**Your assignment**
Report, as a number alone, how many lines below contain the string "hint".

**Entries provided**
*** Begin section ***
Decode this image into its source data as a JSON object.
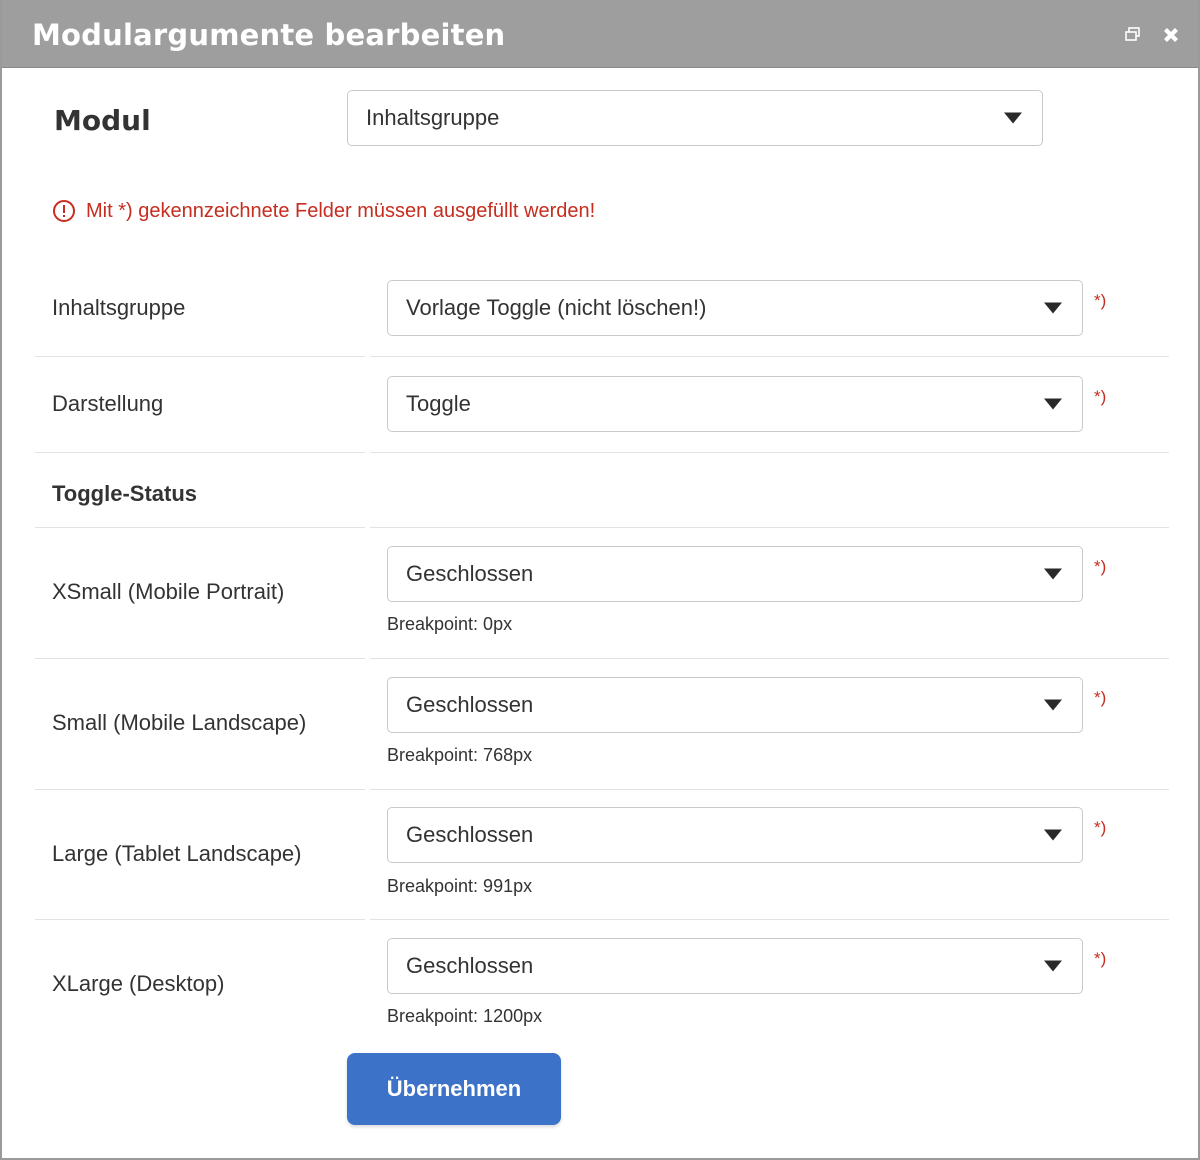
{
  "dialog": {
    "title": "Modulargumente bearbeiten",
    "icons": {
      "restore": "window-restore-icon",
      "close": "close-icon"
    }
  },
  "modul": {
    "label": "Modul",
    "selected": "Inhaltsgruppe"
  },
  "warning": {
    "text": "Mit *) gekennzeichnete Felder müssen ausgefüllt werden!",
    "icon": "alert-circle-icon",
    "color": "#c62d1f"
  },
  "fields": {
    "inhaltsgruppe": {
      "label": "Inhaltsgruppe",
      "selected": "Vorlage Toggle (nicht löschen!)",
      "required_mark": "*)"
    },
    "darstellung": {
      "label": "Darstellung",
      "selected": "Toggle",
      "required_mark": "*)"
    }
  },
  "toggle_status": {
    "heading": "Toggle-Status",
    "rows": [
      {
        "label": "XSmall (Mobile Portrait)",
        "selected": "Geschlossen",
        "required_mark": "*)",
        "hint": "Breakpoint: 0px"
      },
      {
        "label": "Small (Mobile Landscape)",
        "selected": "Geschlossen",
        "required_mark": "*)",
        "hint": "Breakpoint: 768px"
      },
      {
        "label": "Large (Tablet Landscape)",
        "selected": "Geschlossen",
        "required_mark": "*)",
        "hint": "Breakpoint: 991px"
      },
      {
        "label": "XLarge (Desktop)",
        "selected": "Geschlossen",
        "required_mark": "*)",
        "hint": "Breakpoint: 1200px"
      }
    ]
  },
  "actions": {
    "submit_label": "Übernehmen"
  },
  "colors": {
    "titlebar": "#9e9e9e",
    "accent": "#3c72c8",
    "error": "#c62d1f"
  }
}
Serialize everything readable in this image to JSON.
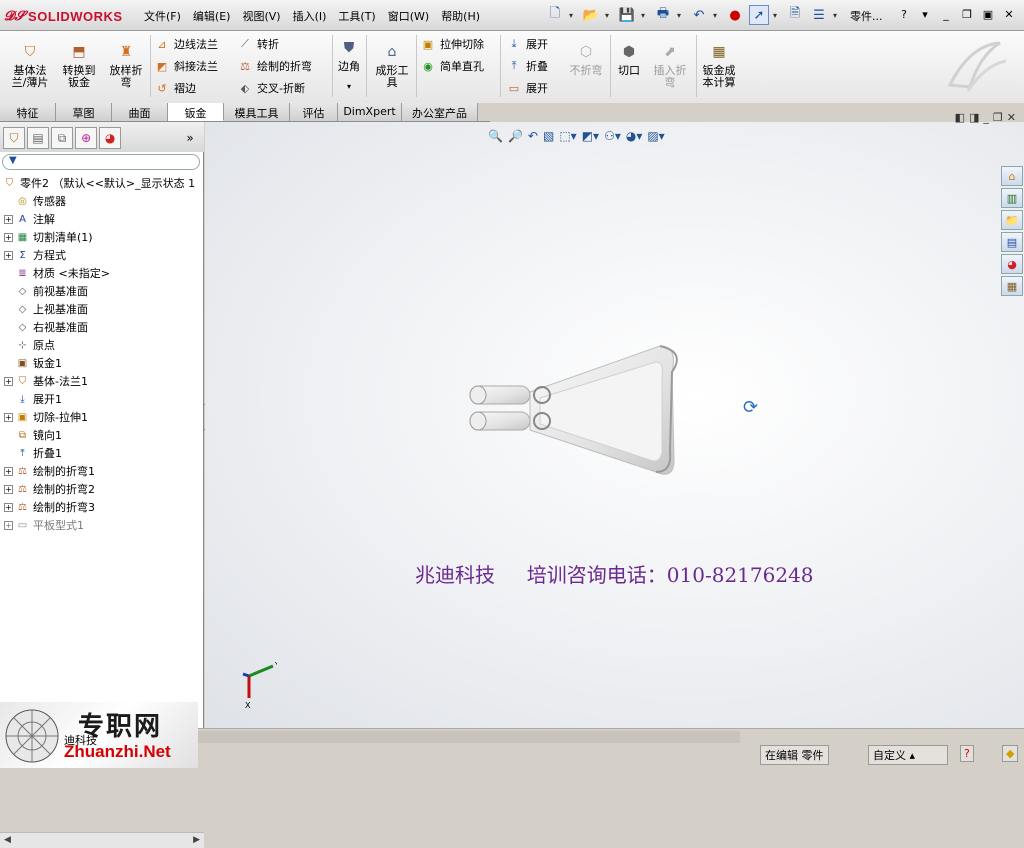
{
  "app": {
    "brand": "SOLIDWORKS",
    "document_label": "零件..."
  },
  "menu": [
    "文件(F)",
    "编辑(E)",
    "视图(V)",
    "插入(I)",
    "工具(T)",
    "窗口(W)",
    "帮助(H)"
  ],
  "command_manager": {
    "large": [
      {
        "id": "base-flange",
        "label": "基体法\n兰/薄片"
      },
      {
        "id": "convert",
        "label": "转换到\n钣金"
      },
      {
        "id": "lofted-bend",
        "label": "放样折\n弯"
      },
      {
        "id": "corner",
        "label": "边角"
      },
      {
        "id": "forming",
        "label": "成形工\n具"
      },
      {
        "id": "no-bends",
        "label": "不折弯",
        "disabled": true
      },
      {
        "id": "rip",
        "label": "切口"
      },
      {
        "id": "insert-bends",
        "label": "插入折\n弯",
        "disabled": true
      },
      {
        "id": "sm-cost",
        "label": "钣金成\n本计算"
      }
    ],
    "small": [
      {
        "id": "edge-flange",
        "label": "边线法兰"
      },
      {
        "id": "miter-flange",
        "label": "斜接法兰"
      },
      {
        "id": "hem",
        "label": "褶边"
      },
      {
        "id": "jog",
        "label": "转折"
      },
      {
        "id": "sketched-bend",
        "label": "绘制的折弯"
      },
      {
        "id": "cross-break",
        "label": "交叉-折断"
      },
      {
        "id": "extruded-cut",
        "label": "拉伸切除"
      },
      {
        "id": "simple-hole",
        "label": "简单直孔"
      },
      {
        "id": "unfold",
        "label": "展开"
      },
      {
        "id": "fold",
        "label": "折叠"
      },
      {
        "id": "flatten",
        "label": "展开"
      }
    ]
  },
  "tabs": [
    {
      "label": "特征",
      "active": false
    },
    {
      "label": "草图",
      "active": false
    },
    {
      "label": "曲面",
      "active": false
    },
    {
      "label": "钣金",
      "active": true
    },
    {
      "label": "模具工具",
      "active": false
    },
    {
      "label": "评估",
      "active": false
    },
    {
      "label": "DimXpert",
      "active": false
    },
    {
      "label": "办公室产品",
      "active": false
    }
  ],
  "tree": [
    {
      "label": "零件2 （默认<<默认>_显示状态 1",
      "expander": "",
      "icon": "part-icon"
    },
    {
      "label": "传感器",
      "expander": "none",
      "icon": "sensor-icon"
    },
    {
      "label": "注解",
      "expander": "+",
      "icon": "annotation-icon"
    },
    {
      "label": "切割清单(1)",
      "expander": "+",
      "icon": "cutlist-icon"
    },
    {
      "label": "方程式",
      "expander": "+",
      "icon": "equation-icon"
    },
    {
      "label": "材质 <未指定>",
      "expander": "none",
      "icon": "material-icon"
    },
    {
      "label": "前视基准面",
      "expander": "none",
      "icon": "plane-icon"
    },
    {
      "label": "上视基准面",
      "expander": "none",
      "icon": "plane-icon"
    },
    {
      "label": "右视基准面",
      "expander": "none",
      "icon": "plane-icon"
    },
    {
      "label": "原点",
      "expander": "none",
      "icon": "origin-icon"
    },
    {
      "label": "钣金1",
      "expander": "none",
      "icon": "sheetmetal-icon"
    },
    {
      "label": "基体-法兰1",
      "expander": "+",
      "icon": "flange-icon"
    },
    {
      "label": "展开1",
      "expander": "none",
      "icon": "unfold-icon"
    },
    {
      "label": "切除-拉伸1",
      "expander": "+",
      "icon": "cut-icon"
    },
    {
      "label": "镜向1",
      "expander": "none",
      "icon": "mirror-icon"
    },
    {
      "label": "折叠1",
      "expander": "none",
      "icon": "fold-icon"
    },
    {
      "label": "绘制的折弯1",
      "expander": "+",
      "icon": "bend-icon"
    },
    {
      "label": "绘制的折弯2",
      "expander": "+",
      "icon": "bend-icon"
    },
    {
      "label": "绘制的折弯3",
      "expander": "+",
      "icon": "bend-icon"
    },
    {
      "label": "平板型式1",
      "expander": "+",
      "icon": "flatpattern-icon",
      "suppressed": true
    }
  ],
  "overlay": {
    "text": "兆迪科技     培训咨询电话：010-82176248",
    "color": "#6b2a8f"
  },
  "status": {
    "mode": "在编辑 零件",
    "units": "自定义"
  },
  "watermark": {
    "big": "专职网",
    "url": "Zhuanzhi.Net",
    "small": "迪科技"
  },
  "colors": {
    "accent": "#1a4f9c",
    "brand": "#c8102e"
  }
}
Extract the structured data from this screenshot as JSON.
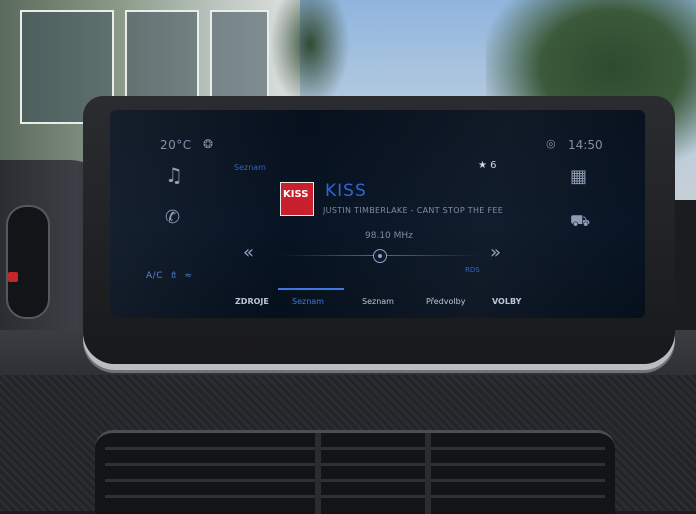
{
  "status_bar": {
    "temperature": "20°C",
    "fan_icon": "fan-icon",
    "location_icon": "location-icon",
    "clock": "14:50"
  },
  "left_rail": {
    "music_icon": "music-note-icon",
    "phone_icon": "phone-icon",
    "ac_label": "A/C  ⇯  ≈"
  },
  "right_rail": {
    "apps_icon": "grid-icon",
    "car_icon": "car-icon"
  },
  "radio": {
    "source_small": "Seznam",
    "favorite_badge": "★ 6",
    "station_logo_text": "KISS",
    "station_name": "KISS",
    "now_playing": "JUSTIN TIMBERLAKE - CANT STOP THE FEE",
    "frequency": "98.10 MHz",
    "seek_back": "«",
    "seek_forward": "»",
    "rds": "RDS"
  },
  "bottom_tabs": [
    {
      "label": "ZDROJE"
    },
    {
      "label": "Seznam",
      "active": true
    },
    {
      "label": "Seznam"
    },
    {
      "label": "Předvolby"
    },
    {
      "label": "VOLBY"
    }
  ],
  "colors": {
    "accent": "#3c78e0",
    "screen_bg": "#081424",
    "icon": "#8c9ab4"
  }
}
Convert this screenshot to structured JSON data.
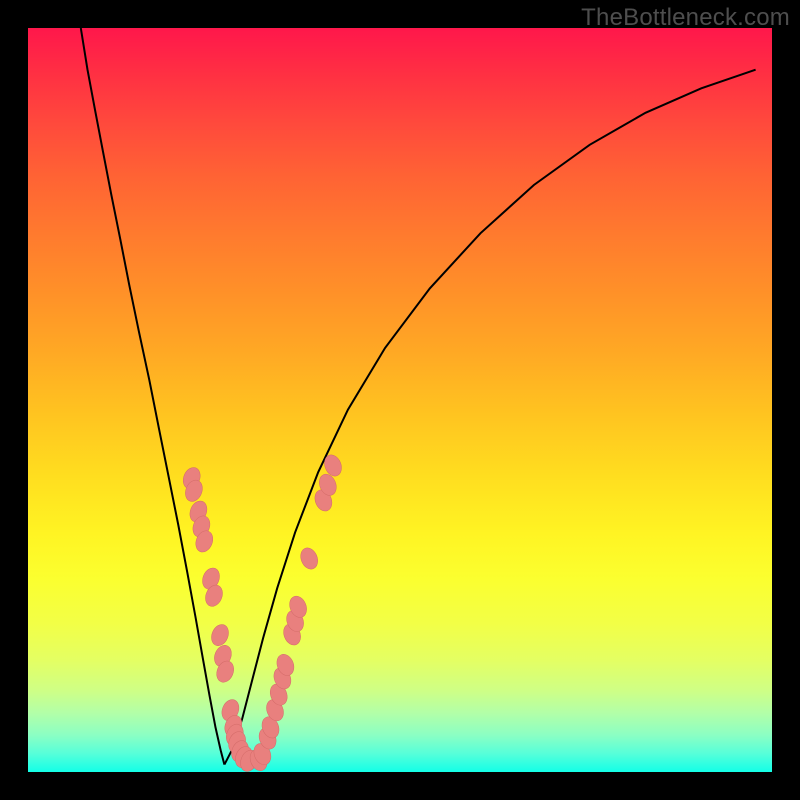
{
  "watermark": "TheBottleneck.com",
  "colors": {
    "curve": "#000000",
    "marker_fill": "#e9807e",
    "marker_stroke": "#d46b69"
  },
  "chart_data": {
    "type": "line",
    "title": "",
    "xlabel": "",
    "ylabel": "",
    "xlim": [
      0,
      1
    ],
    "ylim": [
      0,
      1
    ],
    "gradient_meaning": "vertical heat gradient, red (top) → green (bottom); curves represent bottleneck mismatch vs. component ratio",
    "series": [
      {
        "name": "left-branch",
        "x": [
          0.071,
          0.08,
          0.09,
          0.101,
          0.112,
          0.124,
          0.136,
          0.149,
          0.163,
          0.176,
          0.189,
          0.202,
          0.214,
          0.225,
          0.235,
          0.244,
          0.252,
          0.259,
          0.264
        ],
        "y": [
          1.0,
          0.944,
          0.89,
          0.833,
          0.776,
          0.716,
          0.655,
          0.592,
          0.527,
          0.462,
          0.397,
          0.332,
          0.269,
          0.209,
          0.153,
          0.103,
          0.06,
          0.029,
          0.01
        ]
      },
      {
        "name": "right-branch",
        "x": [
          0.264,
          0.276,
          0.288,
          0.301,
          0.316,
          0.335,
          0.359,
          0.39,
          0.43,
          0.48,
          0.54,
          0.608,
          0.68,
          0.755,
          0.83,
          0.905,
          0.978
        ],
        "y": [
          0.01,
          0.033,
          0.072,
          0.122,
          0.18,
          0.247,
          0.322,
          0.403,
          0.487,
          0.57,
          0.65,
          0.724,
          0.789,
          0.843,
          0.886,
          0.919,
          0.944
        ]
      }
    ],
    "markers": [
      {
        "branch": "left",
        "x": 0.22,
        "y": 0.395
      },
      {
        "branch": "left",
        "x": 0.223,
        "y": 0.378
      },
      {
        "branch": "left",
        "x": 0.229,
        "y": 0.35
      },
      {
        "branch": "left",
        "x": 0.233,
        "y": 0.33
      },
      {
        "branch": "left",
        "x": 0.237,
        "y": 0.31
      },
      {
        "branch": "left",
        "x": 0.246,
        "y": 0.26
      },
      {
        "branch": "left",
        "x": 0.25,
        "y": 0.237
      },
      {
        "branch": "left",
        "x": 0.258,
        "y": 0.184
      },
      {
        "branch": "left",
        "x": 0.262,
        "y": 0.156
      },
      {
        "branch": "left",
        "x": 0.265,
        "y": 0.135
      },
      {
        "branch": "left",
        "x": 0.272,
        "y": 0.083
      },
      {
        "branch": "left",
        "x": 0.276,
        "y": 0.062
      },
      {
        "branch": "left",
        "x": 0.278,
        "y": 0.05
      },
      {
        "branch": "left",
        "x": 0.281,
        "y": 0.04
      },
      {
        "branch": "left",
        "x": 0.285,
        "y": 0.028
      },
      {
        "branch": "left",
        "x": 0.29,
        "y": 0.02
      },
      {
        "branch": "left",
        "x": 0.297,
        "y": 0.015
      },
      {
        "branch": "right",
        "x": 0.31,
        "y": 0.016
      },
      {
        "branch": "right",
        "x": 0.315,
        "y": 0.024
      },
      {
        "branch": "right",
        "x": 0.322,
        "y": 0.045
      },
      {
        "branch": "right",
        "x": 0.326,
        "y": 0.06
      },
      {
        "branch": "right",
        "x": 0.332,
        "y": 0.083
      },
      {
        "branch": "right",
        "x": 0.337,
        "y": 0.104
      },
      {
        "branch": "right",
        "x": 0.342,
        "y": 0.126
      },
      {
        "branch": "right",
        "x": 0.346,
        "y": 0.144
      },
      {
        "branch": "right",
        "x": 0.355,
        "y": 0.185
      },
      {
        "branch": "right",
        "x": 0.359,
        "y": 0.203
      },
      {
        "branch": "right",
        "x": 0.363,
        "y": 0.222
      },
      {
        "branch": "right",
        "x": 0.378,
        "y": 0.287
      },
      {
        "branch": "right",
        "x": 0.397,
        "y": 0.365
      },
      {
        "branch": "right",
        "x": 0.403,
        "y": 0.386
      },
      {
        "branch": "right",
        "x": 0.41,
        "y": 0.412
      }
    ]
  }
}
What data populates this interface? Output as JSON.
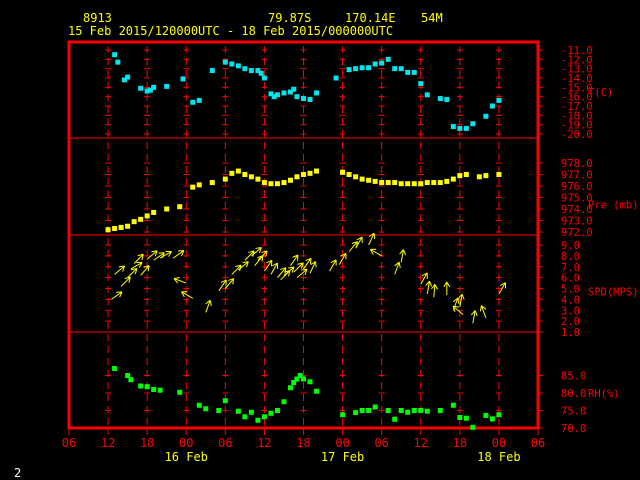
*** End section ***
**Reply**
4